## Task prompt
Look through the entries below. Say how many lines include "Pitt", with nothing added.

## Stored items from a collection
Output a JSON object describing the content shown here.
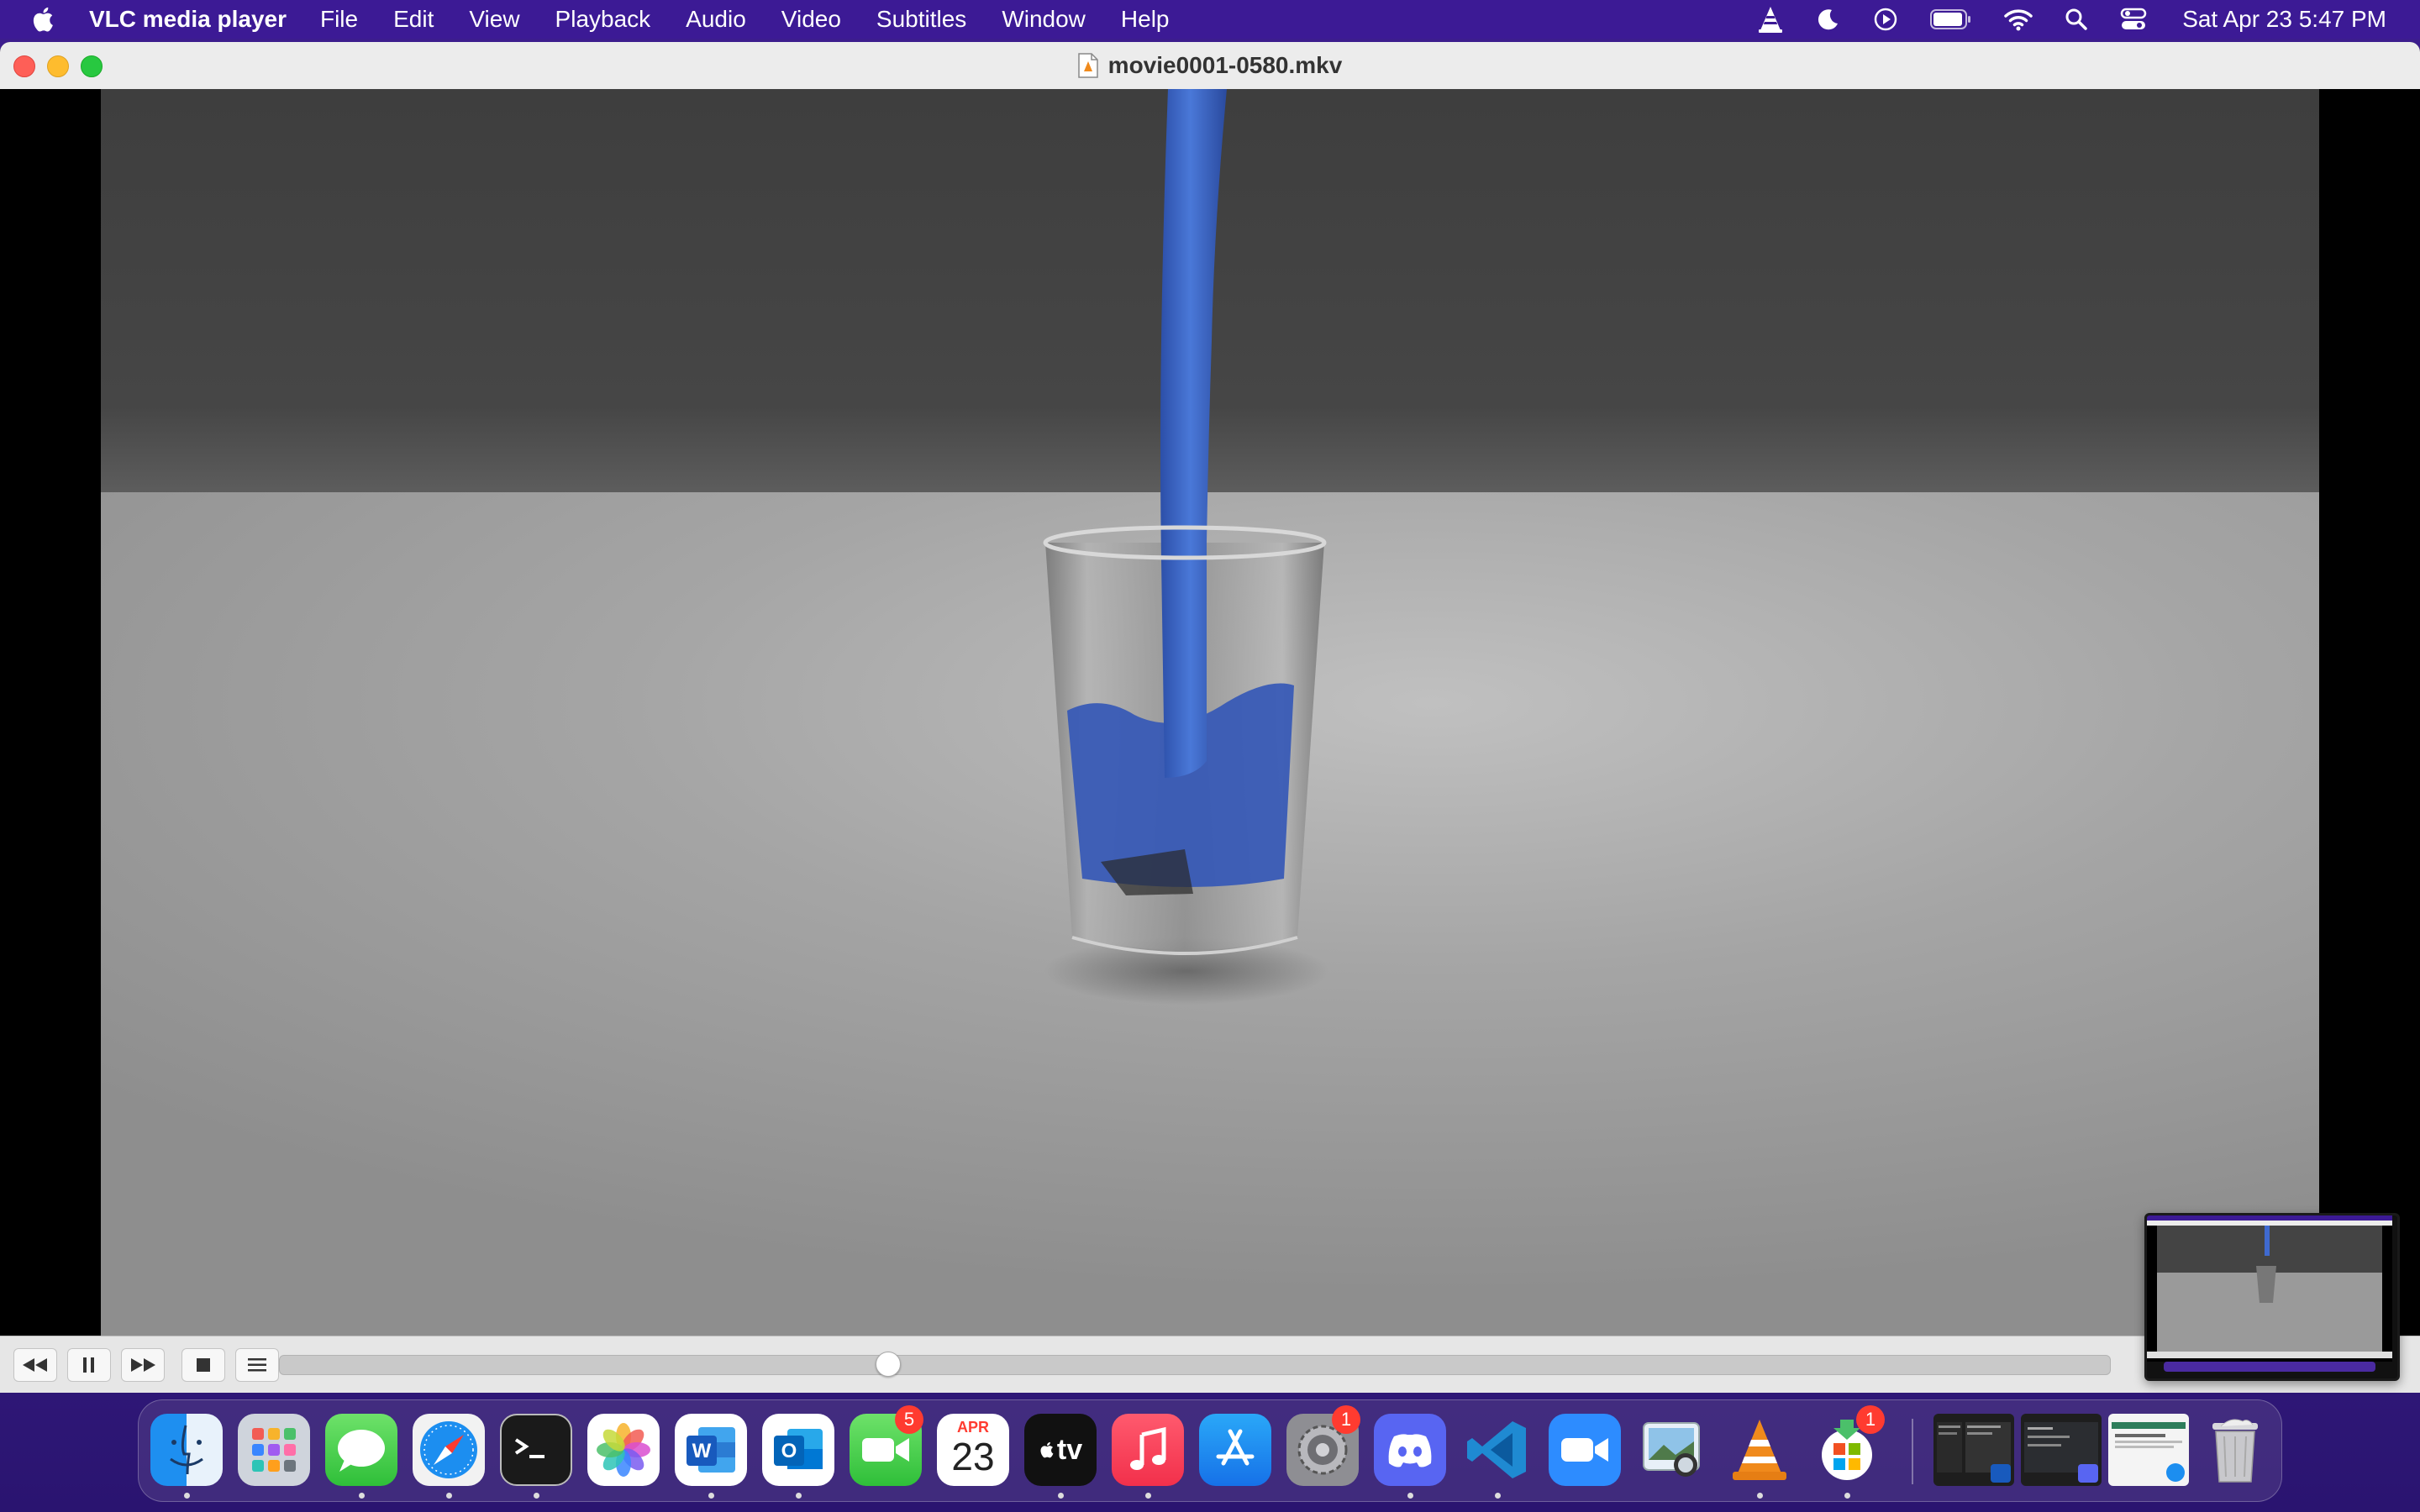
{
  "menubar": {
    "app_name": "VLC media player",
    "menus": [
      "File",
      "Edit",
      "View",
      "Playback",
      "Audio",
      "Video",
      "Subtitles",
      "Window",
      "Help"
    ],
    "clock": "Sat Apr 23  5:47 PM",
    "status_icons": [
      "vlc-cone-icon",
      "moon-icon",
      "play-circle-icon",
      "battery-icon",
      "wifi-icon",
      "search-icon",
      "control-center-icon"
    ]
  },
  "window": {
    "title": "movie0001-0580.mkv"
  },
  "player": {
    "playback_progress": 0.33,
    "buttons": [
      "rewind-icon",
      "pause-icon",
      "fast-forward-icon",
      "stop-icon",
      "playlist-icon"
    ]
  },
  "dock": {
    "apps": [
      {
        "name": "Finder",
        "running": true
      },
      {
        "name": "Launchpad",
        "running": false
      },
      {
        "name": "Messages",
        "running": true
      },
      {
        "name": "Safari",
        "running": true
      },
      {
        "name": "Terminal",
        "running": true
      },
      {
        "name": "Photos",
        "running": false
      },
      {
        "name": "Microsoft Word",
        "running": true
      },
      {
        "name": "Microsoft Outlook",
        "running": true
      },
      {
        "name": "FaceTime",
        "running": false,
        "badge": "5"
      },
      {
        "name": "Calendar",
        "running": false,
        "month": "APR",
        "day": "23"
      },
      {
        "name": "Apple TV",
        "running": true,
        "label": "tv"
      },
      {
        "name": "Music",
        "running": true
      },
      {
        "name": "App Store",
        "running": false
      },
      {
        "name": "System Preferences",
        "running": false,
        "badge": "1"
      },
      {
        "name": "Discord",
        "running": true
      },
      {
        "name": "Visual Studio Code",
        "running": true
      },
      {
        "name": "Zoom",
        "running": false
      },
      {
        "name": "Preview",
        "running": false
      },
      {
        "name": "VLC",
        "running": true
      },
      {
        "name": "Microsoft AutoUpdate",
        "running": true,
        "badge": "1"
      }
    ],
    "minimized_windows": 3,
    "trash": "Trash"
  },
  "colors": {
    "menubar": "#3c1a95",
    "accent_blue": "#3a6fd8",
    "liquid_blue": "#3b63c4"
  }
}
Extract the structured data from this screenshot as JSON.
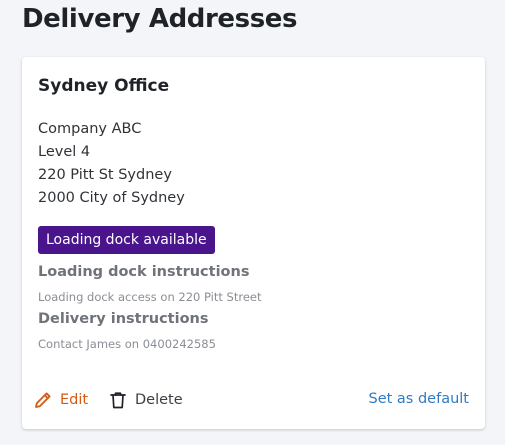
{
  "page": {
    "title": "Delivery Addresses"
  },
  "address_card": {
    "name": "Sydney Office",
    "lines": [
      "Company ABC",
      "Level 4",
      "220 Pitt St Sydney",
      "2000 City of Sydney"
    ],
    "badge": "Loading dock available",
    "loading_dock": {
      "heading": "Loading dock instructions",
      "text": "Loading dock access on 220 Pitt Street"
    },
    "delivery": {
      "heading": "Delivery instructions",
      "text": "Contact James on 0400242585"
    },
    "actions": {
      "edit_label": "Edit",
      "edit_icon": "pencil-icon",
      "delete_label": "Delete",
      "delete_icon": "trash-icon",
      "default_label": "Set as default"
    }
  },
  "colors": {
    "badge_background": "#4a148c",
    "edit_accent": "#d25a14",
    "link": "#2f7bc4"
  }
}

## Response to the task
2